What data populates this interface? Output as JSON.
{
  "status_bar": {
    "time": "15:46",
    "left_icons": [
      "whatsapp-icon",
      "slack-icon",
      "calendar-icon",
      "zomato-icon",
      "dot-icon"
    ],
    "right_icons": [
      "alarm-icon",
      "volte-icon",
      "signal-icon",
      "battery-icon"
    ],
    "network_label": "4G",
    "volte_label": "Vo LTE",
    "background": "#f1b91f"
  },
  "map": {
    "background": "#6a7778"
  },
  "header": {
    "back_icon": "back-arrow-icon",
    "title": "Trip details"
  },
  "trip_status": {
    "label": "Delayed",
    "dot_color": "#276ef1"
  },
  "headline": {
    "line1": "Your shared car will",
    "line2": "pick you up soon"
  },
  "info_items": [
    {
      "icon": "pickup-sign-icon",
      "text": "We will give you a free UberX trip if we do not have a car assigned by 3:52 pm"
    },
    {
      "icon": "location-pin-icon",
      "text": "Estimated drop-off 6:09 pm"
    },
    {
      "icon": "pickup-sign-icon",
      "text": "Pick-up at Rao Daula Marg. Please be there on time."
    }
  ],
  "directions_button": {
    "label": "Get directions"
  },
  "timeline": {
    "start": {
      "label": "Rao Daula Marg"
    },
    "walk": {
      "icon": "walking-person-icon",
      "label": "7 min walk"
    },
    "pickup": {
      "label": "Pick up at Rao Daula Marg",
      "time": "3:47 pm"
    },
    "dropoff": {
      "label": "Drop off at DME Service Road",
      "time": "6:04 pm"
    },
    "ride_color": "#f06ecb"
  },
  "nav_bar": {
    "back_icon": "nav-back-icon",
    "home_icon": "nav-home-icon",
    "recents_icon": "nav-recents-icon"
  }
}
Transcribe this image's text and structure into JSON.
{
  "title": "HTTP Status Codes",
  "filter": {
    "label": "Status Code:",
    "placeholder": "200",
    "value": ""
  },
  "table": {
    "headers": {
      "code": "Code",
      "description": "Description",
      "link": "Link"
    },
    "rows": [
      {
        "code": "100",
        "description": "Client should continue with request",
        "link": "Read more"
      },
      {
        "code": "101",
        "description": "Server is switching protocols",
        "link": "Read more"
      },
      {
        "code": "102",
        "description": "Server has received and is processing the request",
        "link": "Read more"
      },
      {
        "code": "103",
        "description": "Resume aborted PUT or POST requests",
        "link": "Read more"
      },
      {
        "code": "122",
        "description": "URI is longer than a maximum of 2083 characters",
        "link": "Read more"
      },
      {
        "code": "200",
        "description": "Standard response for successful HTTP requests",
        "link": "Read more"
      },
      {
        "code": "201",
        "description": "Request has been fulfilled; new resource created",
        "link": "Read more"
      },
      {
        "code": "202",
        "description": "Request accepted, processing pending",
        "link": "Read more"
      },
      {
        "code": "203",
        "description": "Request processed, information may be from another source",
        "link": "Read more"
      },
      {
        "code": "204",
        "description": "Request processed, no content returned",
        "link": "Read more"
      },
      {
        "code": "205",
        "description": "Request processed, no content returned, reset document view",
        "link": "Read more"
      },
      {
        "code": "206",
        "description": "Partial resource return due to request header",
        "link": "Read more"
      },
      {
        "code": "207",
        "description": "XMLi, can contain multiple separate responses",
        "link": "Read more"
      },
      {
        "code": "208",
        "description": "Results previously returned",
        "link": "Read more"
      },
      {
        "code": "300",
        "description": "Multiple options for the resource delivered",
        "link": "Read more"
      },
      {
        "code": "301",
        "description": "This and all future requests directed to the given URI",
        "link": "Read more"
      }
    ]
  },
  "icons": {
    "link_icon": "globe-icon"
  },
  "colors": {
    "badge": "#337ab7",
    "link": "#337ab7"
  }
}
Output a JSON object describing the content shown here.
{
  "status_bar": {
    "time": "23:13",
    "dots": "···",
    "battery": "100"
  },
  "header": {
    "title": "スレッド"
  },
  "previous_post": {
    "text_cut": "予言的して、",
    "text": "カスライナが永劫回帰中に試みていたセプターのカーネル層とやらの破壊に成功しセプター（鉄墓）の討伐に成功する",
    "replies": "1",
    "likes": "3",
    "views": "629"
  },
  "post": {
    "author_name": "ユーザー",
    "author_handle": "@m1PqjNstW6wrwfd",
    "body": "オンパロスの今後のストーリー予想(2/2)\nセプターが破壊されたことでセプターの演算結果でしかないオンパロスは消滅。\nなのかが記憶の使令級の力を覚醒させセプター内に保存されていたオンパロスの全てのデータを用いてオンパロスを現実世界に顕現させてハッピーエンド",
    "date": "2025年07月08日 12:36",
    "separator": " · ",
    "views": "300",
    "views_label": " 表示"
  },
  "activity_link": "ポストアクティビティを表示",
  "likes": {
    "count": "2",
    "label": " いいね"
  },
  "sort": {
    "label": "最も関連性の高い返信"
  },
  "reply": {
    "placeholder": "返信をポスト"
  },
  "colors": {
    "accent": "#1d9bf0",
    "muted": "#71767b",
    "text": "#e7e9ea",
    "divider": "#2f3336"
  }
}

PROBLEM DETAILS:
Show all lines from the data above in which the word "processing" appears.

OUTPUT OF THE TASK:
        "description": "Server has received and is processing the request",
        "description": "Request accepted, processing pending",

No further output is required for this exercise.